In terms of the European Convention on Human Rights, he relied upon the “ancillary obligation” implicit in the scheme of article 5, namely that the state is under a duty to provide an opportunity reasonable in all the circumstances for a life prisoner to rehabilitate himself and to demonstrate that he no longer presents an unacceptable danger to the public.
Counsel submitted that a failure before tariff expiry may constitute a breach of that ancillary obligation if it remains uncorrected and if, as a result of it, a prisoner is deprived of that reasonable opportunity, and the “simple fact” was that although the SPS had put the petitioner on a waiting list it had not placed him on the appropriate course in sufficient time to enable him to progress at the appropriate speed within the appropriate timescale.
Lord Glennie accepted that the petitioner would not be in a position at the end of the punishment part of his sentence to satisfy the LPT that he no longer presents a danger to the public and is suitable for release even assuming full engagement and compliance on his part with the SCP and in the NTE and Open Estate, but he was not persuaded that this was sufficient to demonstrate a breach of the Haney duty.
“First, because other passages in the judgments in Haney make it clear that resources and the demands of other prisoners are a factor to be taken into account. And secondly because in this case there is no live challenge based on systemic failure nor any live challenge to the prioritisation policy according to which prisoners are placed on the waiting list for rehabilitative courses,” the judge explained.
In a written opinion, Lord Glennie said: “The evidence in this case does not seek to attach blame to any particular decision made by the SPS in its handling of Mr Quinn’s case. The evidence appears to suggest that the prioritisation policy, by reference to which prisoners are first put on the waiting list for rehabilitative coursework, and the pressure on places on courses such as the SCP (and in time the waiting list for the NTE) will all play their part.

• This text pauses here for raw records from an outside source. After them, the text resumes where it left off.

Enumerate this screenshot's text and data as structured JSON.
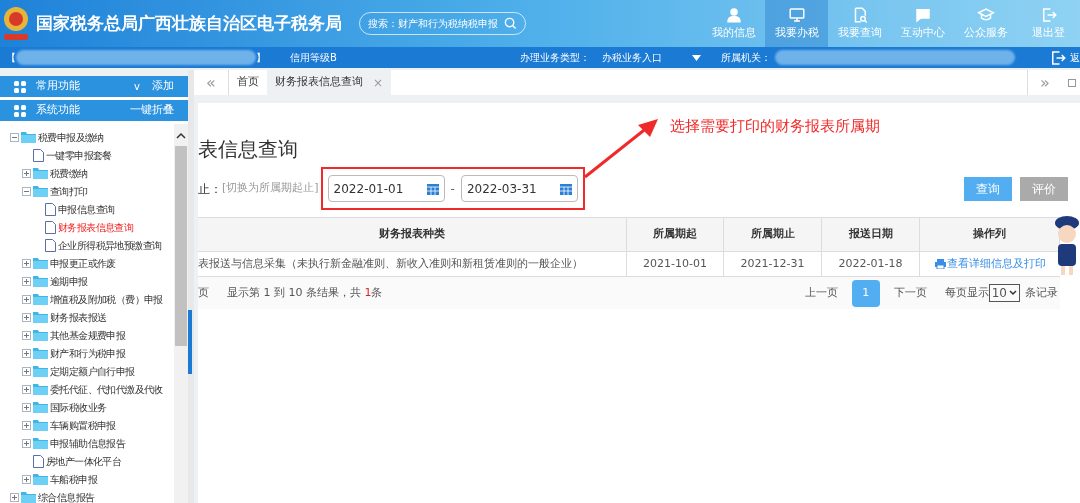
{
  "header": {
    "title": "国家税务总局广西壮族自治区电子税务局",
    "search": {
      "placeholder": "搜索：财产和行为税纳税申报"
    },
    "nav": [
      {
        "label": "我的信息",
        "selected": false
      },
      {
        "label": "我要办税",
        "selected": true
      },
      {
        "label": "我要查询",
        "selected": false
      },
      {
        "label": "互动中心",
        "selected": false
      },
      {
        "label": "公众服务",
        "selected": false
      },
      {
        "label": "退出登",
        "selected": false
      }
    ]
  },
  "info_bar": {
    "open_bracket": "【",
    "close_bracket": "】",
    "credit": "信用等级B",
    "business_label": "办理业务类型：",
    "business_value": "办税业务入口",
    "authority_label": "所属机关：",
    "back": "返"
  },
  "sidebar": {
    "sections": [
      {
        "label": "常用功能",
        "action": "添加",
        "chevron": "v"
      },
      {
        "label": "系统功能",
        "action": "一键折叠"
      }
    ],
    "tree": [
      {
        "label": "税费申报及缴纳",
        "kind": "folder",
        "expanded": true,
        "selected": false,
        "children": [
          {
            "label": "一键零申报套餐",
            "kind": "doc",
            "selected": false
          },
          {
            "label": "税费缴纳",
            "kind": "folder",
            "expanded": false,
            "selected": false
          },
          {
            "label": "查询打印",
            "kind": "folder",
            "expanded": true,
            "selected": false,
            "children": [
              {
                "label": "申报信息查询",
                "kind": "doc",
                "selected": false
              },
              {
                "label": "财务报表信息查询",
                "kind": "doc",
                "selected": true
              },
              {
                "label": "企业所得税异地预缴查询",
                "kind": "doc",
                "selected": false
              }
            ]
          },
          {
            "label": "申报更正或作废",
            "kind": "folder",
            "expanded": false,
            "selected": false
          },
          {
            "label": "逾期申报",
            "kind": "folder",
            "expanded": false,
            "selected": false
          },
          {
            "label": "增值税及附加税（费）申报",
            "kind": "folder",
            "expanded": false,
            "selected": false
          },
          {
            "label": "财务报表报送",
            "kind": "folder",
            "expanded": false,
            "selected": false
          },
          {
            "label": "其他基金规费申报",
            "kind": "folder",
            "expanded": false,
            "selected": false
          },
          {
            "label": "财产和行为税申报",
            "kind": "folder",
            "expanded": false,
            "selected": false
          },
          {
            "label": "定期定额户自行申报",
            "kind": "folder",
            "expanded": false,
            "selected": false
          },
          {
            "label": "委托代征、代扣代缴及代收",
            "kind": "folder",
            "expanded": false,
            "selected": false
          },
          {
            "label": "国际税收业务",
            "kind": "folder",
            "expanded": false,
            "selected": false
          },
          {
            "label": "车辆购置税申报",
            "kind": "folder",
            "expanded": false,
            "selected": false
          },
          {
            "label": "申报辅助信息报告",
            "kind": "folder",
            "expanded": false,
            "selected": false
          },
          {
            "label": "房地产一体化平台",
            "kind": "doc",
            "selected": false
          },
          {
            "label": "车船税申报",
            "kind": "folder",
            "expanded": false,
            "selected": false
          }
        ]
      },
      {
        "label": "综合信息报告",
        "kind": "folder",
        "expanded": false,
        "selected": false
      }
    ]
  },
  "tabs": [
    {
      "label": "首页",
      "selected": false
    },
    {
      "label": "财务报表信息查询",
      "selected": true,
      "close": "×"
    }
  ],
  "tab_nav": {
    "back": "«",
    "forward": "»"
  },
  "page": {
    "title": "表信息查询",
    "period_label": "止：",
    "switch_link": "[切换为所属期起止]",
    "start_date": "2022-01-01",
    "separator": "-",
    "end_date": "2022-03-31",
    "annotation": "选择需要打印的财务报表所属期",
    "buttons": [
      {
        "label": "查询",
        "kind": "primary"
      },
      {
        "label": "评价",
        "kind": "secondary"
      }
    ]
  },
  "table": {
    "columns": [
      "财务报表种类",
      "所属期起",
      "所属期止",
      "报送日期",
      "操作列"
    ],
    "rows": [
      {
        "cells": [
          "表报送与信息采集（未执行新金融准则、新收入准则和新租赁准则的一般企业）",
          "2021-10-01",
          "2021-12-31",
          "2022-01-18"
        ],
        "action": "查看详细信息及打印"
      }
    ]
  },
  "pagination": {
    "prefix": "页",
    "summary": "显示第 1 到 10 条结果，共 **1**条",
    "prev": "上一页",
    "pages": [
      {
        "label": "1",
        "selected": true
      }
    ],
    "next": "下一页",
    "per_page_label": "每页显示",
    "per_page": "10",
    "suffix": "条记录"
  }
}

“The petitioner was recommended as suitable for the SCP in September 2014 and put on the waiting list then. Had he been put on the SCP immediately thereafter, and not had to take his place on the waiting list, all might have been well. But that may be a problem of resources.
“Had he been put on the waiting list earlier, again he might have been found a place on the SCP by now and again all might have been well. But that is a function of the prioritisation policy.
“As I have been at pains to point out, these are not matters which arise at this second hearing. Criticism of alleged systemic failures affecting the availability of rehabilitative coursework and of the respondents’ prioritisation policy have been rejected.”